§ Exercise
Filter the records below and copy every line containing the word "carboxyl".

[Entries from a dataset of interfaces]

====================

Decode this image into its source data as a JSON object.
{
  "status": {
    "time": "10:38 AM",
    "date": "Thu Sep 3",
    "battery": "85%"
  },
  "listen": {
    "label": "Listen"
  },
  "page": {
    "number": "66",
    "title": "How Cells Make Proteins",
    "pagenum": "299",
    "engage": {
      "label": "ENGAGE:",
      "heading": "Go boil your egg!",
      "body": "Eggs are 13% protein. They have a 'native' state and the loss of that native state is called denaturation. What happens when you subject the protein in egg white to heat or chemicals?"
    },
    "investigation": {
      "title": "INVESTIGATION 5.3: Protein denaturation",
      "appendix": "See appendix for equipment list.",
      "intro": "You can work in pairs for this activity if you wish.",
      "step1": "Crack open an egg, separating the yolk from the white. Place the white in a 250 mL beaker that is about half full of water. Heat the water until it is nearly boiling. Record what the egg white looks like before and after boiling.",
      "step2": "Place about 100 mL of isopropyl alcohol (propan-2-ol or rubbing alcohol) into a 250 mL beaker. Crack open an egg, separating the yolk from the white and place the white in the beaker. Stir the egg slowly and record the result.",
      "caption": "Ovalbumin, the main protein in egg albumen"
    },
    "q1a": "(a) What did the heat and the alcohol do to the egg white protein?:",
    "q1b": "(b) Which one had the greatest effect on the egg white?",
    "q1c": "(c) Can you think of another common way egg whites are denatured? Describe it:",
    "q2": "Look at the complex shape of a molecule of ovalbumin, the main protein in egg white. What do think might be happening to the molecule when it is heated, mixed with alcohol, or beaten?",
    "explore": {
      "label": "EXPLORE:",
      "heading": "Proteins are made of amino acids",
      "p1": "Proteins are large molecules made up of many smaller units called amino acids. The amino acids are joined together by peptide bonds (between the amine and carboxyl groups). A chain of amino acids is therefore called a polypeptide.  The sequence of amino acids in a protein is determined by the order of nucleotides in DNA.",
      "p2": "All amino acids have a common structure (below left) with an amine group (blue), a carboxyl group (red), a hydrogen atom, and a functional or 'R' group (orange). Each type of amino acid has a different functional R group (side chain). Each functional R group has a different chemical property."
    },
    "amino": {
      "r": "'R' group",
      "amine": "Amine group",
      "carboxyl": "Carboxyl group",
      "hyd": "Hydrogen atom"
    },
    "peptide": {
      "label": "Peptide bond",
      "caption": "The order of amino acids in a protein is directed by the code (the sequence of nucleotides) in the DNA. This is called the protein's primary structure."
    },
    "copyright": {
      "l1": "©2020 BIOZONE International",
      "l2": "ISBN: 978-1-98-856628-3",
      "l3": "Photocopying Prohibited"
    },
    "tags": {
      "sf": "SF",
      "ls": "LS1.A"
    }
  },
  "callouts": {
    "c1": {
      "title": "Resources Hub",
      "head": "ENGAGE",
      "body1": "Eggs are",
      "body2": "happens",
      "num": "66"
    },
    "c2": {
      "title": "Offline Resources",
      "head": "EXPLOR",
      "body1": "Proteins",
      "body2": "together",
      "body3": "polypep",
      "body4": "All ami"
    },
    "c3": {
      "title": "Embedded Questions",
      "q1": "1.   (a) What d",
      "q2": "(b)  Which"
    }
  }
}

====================

§ Answer for the task
      "p1": "Proteins are large molecules made up of many smaller units called amino acids. The amino acids are joined together by peptide bonds (between the amine and carboxyl groups). A chain of amino acids is therefore called a polypeptide.  The sequence of amino acids in a protein is determined by the order of nucleotides in DNA.",
      "p2": "All amino acids have a common structure (below left) with an amine group (blue), a carboxyl group (red), a hydrogen atom, and a functional or 'R' group (orange). Each type of amino acid has a different functional R group (side chain). Each functional R group has a different chemical property."
      "carboxyl": "Carboxyl group",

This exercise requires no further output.